The Health Care Complaints Commission is an independent body that deals with complaints about health service providers in NSW. It receives complaints about individual health practitioners, such as medical practitioners, nurses and dentists, massage therapists or counsellors; as well as complaints about health organisations, such as hospitals, medical centres or practices.
The powers of the Commission are set out in the Health Care Complaints Act. The Commission acts impartially and fairly towards all parties involved in a complaint.
Complaints about health service providers are best made as soon as possible after the event. If an incident happened more than five years ago, the Commision usually does not deal with it.
- The person making the complaint must act in good faith when making a complaint and is exempt from defamation claims when doing so.
- It is an offence for any person to provide false or misleading information to the Commission.
- It is also an offence for any person trying to harass or intimidate a person making a complaint or a person who assists the Commission in dealing with a complaint.
What happens during the assessment?
Every written complaint must be assessed. The aim of the assessment is to decide how to best address the issues raised in the complaint.
The Commission has 60 days to assess a complaint. In complex cases, it may take longer.
Some complainants call about it taking longer.

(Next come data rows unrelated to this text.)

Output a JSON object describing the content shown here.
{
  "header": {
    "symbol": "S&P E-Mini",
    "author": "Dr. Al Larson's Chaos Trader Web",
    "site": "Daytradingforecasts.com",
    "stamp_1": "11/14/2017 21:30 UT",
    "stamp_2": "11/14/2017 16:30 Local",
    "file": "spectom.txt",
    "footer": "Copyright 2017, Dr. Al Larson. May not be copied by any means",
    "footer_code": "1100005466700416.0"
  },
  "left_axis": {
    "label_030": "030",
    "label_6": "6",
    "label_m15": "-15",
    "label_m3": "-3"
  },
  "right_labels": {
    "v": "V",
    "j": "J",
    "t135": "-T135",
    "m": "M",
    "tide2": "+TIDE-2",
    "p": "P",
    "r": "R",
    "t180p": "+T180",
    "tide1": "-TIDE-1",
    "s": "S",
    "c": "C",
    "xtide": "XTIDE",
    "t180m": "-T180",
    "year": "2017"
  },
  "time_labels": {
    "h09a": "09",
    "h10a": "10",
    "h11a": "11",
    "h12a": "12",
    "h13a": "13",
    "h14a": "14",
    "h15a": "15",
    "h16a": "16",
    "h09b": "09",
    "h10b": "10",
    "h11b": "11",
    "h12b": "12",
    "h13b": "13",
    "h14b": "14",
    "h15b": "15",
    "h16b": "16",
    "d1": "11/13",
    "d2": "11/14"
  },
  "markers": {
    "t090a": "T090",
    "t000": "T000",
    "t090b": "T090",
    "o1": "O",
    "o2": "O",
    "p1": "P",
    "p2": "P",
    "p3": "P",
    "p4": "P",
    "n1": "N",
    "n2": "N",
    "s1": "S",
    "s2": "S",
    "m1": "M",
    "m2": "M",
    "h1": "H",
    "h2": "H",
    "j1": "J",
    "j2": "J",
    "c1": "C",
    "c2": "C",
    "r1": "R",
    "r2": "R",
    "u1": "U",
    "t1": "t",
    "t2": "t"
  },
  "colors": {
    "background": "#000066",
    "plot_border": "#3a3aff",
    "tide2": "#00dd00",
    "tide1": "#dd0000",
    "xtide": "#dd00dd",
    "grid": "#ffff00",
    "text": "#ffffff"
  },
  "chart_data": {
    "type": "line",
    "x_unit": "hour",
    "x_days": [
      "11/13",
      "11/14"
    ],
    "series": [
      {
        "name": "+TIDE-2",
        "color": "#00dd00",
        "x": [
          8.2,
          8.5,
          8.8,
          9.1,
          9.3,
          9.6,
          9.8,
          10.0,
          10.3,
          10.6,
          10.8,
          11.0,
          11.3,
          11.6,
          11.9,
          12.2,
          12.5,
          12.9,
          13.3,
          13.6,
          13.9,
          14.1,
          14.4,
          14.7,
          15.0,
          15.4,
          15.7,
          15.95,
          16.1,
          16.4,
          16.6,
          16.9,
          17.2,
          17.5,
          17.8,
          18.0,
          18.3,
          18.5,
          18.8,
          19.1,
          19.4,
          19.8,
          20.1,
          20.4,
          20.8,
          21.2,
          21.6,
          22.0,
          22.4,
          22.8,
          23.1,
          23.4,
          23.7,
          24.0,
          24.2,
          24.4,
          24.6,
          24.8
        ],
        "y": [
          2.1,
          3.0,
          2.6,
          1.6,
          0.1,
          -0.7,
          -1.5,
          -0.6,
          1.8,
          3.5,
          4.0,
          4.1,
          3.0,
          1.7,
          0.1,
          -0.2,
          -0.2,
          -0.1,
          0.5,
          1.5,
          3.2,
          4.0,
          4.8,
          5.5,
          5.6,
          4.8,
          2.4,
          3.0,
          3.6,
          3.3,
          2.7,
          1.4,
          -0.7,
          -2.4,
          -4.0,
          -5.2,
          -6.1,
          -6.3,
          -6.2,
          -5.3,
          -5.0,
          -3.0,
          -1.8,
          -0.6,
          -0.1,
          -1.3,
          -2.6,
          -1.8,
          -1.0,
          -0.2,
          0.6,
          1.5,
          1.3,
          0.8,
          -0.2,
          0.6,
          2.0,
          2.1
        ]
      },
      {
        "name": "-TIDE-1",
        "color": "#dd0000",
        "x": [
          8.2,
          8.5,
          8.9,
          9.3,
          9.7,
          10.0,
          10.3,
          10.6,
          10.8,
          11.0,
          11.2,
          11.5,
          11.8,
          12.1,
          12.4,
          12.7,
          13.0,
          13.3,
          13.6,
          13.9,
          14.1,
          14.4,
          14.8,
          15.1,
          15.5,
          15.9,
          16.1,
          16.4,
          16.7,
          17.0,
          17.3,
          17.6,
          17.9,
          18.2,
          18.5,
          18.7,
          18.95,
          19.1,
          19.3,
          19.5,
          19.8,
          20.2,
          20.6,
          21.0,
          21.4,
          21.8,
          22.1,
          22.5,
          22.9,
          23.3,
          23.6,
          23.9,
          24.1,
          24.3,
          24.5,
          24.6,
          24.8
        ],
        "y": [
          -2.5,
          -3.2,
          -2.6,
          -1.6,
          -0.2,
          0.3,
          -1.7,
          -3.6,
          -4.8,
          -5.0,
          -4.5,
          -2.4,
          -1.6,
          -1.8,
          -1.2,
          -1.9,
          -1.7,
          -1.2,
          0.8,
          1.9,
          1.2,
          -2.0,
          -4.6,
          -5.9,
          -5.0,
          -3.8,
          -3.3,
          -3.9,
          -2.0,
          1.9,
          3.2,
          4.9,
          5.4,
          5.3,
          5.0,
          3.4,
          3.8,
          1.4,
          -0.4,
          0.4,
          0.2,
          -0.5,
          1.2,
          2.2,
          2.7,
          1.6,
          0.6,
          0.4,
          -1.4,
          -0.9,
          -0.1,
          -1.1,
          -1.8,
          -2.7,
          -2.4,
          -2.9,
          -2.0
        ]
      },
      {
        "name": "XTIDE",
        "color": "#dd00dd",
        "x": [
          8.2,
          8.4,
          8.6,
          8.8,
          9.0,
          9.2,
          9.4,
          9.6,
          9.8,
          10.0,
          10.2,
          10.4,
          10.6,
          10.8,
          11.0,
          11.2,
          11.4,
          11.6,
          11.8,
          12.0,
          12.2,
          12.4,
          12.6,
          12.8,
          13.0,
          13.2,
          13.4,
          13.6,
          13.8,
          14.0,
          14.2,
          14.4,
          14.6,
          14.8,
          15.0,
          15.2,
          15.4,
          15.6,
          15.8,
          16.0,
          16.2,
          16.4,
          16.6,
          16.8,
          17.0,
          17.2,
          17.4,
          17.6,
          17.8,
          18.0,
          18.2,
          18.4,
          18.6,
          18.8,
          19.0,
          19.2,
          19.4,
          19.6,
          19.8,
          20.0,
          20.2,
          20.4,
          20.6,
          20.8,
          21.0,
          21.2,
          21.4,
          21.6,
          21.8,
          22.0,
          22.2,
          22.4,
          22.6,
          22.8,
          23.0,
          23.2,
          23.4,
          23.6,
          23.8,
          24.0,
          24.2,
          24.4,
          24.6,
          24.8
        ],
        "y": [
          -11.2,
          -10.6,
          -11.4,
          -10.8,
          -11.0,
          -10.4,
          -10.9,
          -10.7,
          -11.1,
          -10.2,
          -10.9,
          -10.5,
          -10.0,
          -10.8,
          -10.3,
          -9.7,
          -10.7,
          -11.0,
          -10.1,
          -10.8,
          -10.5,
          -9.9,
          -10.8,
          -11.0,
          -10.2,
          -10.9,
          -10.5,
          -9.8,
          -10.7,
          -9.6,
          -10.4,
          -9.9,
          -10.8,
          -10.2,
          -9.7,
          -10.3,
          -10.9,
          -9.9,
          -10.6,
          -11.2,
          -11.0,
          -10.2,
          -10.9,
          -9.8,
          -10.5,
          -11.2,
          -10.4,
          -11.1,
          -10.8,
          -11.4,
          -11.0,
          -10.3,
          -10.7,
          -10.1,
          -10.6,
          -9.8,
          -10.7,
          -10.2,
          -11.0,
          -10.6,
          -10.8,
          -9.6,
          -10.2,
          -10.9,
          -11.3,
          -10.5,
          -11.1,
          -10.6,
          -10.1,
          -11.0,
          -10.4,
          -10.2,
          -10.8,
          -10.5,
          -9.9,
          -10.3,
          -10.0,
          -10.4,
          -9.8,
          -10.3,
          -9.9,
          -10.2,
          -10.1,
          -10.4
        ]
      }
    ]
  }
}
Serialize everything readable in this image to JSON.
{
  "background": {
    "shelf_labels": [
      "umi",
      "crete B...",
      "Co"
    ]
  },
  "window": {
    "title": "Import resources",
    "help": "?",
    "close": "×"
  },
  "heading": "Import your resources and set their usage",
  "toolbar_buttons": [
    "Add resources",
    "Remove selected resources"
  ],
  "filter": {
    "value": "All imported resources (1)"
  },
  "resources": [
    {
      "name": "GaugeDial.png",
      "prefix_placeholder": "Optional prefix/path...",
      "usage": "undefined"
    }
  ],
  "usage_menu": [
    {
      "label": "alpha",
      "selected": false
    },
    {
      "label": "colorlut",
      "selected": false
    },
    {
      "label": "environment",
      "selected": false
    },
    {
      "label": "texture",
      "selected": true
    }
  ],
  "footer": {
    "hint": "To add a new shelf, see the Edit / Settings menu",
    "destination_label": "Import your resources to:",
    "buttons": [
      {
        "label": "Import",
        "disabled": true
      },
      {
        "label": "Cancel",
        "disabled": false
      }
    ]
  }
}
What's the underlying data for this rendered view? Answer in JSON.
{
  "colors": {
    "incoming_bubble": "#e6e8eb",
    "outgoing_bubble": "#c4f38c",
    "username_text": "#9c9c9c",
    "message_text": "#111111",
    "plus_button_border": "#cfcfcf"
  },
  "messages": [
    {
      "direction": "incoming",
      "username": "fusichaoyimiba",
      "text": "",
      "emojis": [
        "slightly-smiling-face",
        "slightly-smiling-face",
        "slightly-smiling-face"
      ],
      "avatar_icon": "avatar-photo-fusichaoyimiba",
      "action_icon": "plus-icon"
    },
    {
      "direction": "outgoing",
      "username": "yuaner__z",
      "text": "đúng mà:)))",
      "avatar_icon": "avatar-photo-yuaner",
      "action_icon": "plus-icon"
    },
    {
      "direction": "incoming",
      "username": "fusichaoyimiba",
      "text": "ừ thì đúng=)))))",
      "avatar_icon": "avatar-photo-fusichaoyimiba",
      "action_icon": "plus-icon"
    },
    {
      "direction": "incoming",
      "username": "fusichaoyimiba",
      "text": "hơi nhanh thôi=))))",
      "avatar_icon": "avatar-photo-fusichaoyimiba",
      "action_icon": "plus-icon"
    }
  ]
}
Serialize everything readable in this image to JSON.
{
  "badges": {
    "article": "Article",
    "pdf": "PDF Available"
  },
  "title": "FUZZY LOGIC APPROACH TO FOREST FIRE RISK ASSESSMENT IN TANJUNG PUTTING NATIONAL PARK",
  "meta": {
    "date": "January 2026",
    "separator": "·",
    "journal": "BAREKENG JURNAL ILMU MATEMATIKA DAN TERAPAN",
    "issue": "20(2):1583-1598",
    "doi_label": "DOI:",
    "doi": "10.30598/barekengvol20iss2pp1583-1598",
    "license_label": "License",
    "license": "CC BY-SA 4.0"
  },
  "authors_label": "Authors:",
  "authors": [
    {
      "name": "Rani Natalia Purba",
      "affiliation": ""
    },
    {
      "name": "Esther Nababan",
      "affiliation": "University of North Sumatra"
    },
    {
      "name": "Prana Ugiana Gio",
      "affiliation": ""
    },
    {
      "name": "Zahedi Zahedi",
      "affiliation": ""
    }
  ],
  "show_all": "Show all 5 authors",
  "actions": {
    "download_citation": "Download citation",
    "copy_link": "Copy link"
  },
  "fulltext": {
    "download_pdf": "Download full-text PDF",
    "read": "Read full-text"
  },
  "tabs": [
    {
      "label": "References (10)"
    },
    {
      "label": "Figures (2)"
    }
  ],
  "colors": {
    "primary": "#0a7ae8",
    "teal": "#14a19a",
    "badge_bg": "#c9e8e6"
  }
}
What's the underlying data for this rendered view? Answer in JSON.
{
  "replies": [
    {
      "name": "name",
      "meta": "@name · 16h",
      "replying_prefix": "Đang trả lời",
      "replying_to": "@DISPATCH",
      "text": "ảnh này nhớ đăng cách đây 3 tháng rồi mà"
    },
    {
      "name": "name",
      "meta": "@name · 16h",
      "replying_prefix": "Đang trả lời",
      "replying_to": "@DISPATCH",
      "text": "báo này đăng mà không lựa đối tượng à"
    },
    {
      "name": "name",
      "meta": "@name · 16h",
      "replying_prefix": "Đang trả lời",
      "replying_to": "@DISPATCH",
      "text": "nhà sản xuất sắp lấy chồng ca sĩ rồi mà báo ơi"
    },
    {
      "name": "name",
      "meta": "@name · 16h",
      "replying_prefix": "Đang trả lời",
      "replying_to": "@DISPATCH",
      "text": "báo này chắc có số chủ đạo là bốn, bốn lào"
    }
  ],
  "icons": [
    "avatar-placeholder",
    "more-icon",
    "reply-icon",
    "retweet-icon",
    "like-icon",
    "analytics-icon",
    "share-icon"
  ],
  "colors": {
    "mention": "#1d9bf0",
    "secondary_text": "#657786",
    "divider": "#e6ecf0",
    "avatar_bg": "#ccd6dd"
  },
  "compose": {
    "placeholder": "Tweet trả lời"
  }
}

It is important to note that the 60 days do not include the time taken to consult with the relevant professional council.
If the complaint includes enough information, the Commission may assess it without making any further inquiries. In other cases, the Commission will provide a copy of the complaint to the health service provider and ask for their response. Health service providers are free to seek support in responding to the complaint from their professional association, medical indemnity insurer or employer. The Commission can also request the medical records or other relevant information and may seek expert advice.
The Commission cannot:
- force a health service provider to provide a specific service
- award damages or compensation
- order a refund
- force a provider to apologise.
Once sufficient information is available, an assessment committee - consisting of the Commissioner, the Director of Assessments and Resolution, and relevant staff - decide about the most appropriate way to deal with the complaint. The Commission has several options, including to:
- investigate, if it raises serious issues of public health or safety, or could lead to disciplinary action against a practitioner
- refer it to the relevant health professional Council/National Board to take appropriate action
- refer it to another appropriate body
- refer it to the Commission’s Resolution Service
- refer it back to the public health organisation complained about for local resolution
- take no further action.
Consultation with health professional Councils
If the complaint is about a registered health practitioner, such as a doctor, nurse or dentist, the Commission must consult with the relevant professional Council.
Notification of the outcome
The Commission writes to all parties within 14 days advising them of the final assessment decision. In its letter, the Commission gives reasons for the assessment decision.
Taking no further action on a complaint
The Commission may decide to take no further action, because the complaint:
- does not raise issues that require investigation and there is no prospect of resolution
- does not relate to, or is likely to affect, the clinical management or care provided to a patient
- is more than five years old and there is no sufficient reason for the delay in lodging it
- is trivial, frivolous, vexatious or not made in good faith
- there are more appropriate avenues to pursue the complaint.
The Commission may also decide to take no further action when the person making the complaint has not provided additional information requested by the Commission within the specified time.
Review of assessment decisions
Once advised of the Commission’s decision, the person who made the complaint has the right to request a review of the assessment decision. Such request should be made within 28 days of the decision letter being received and should include any new information to be considered.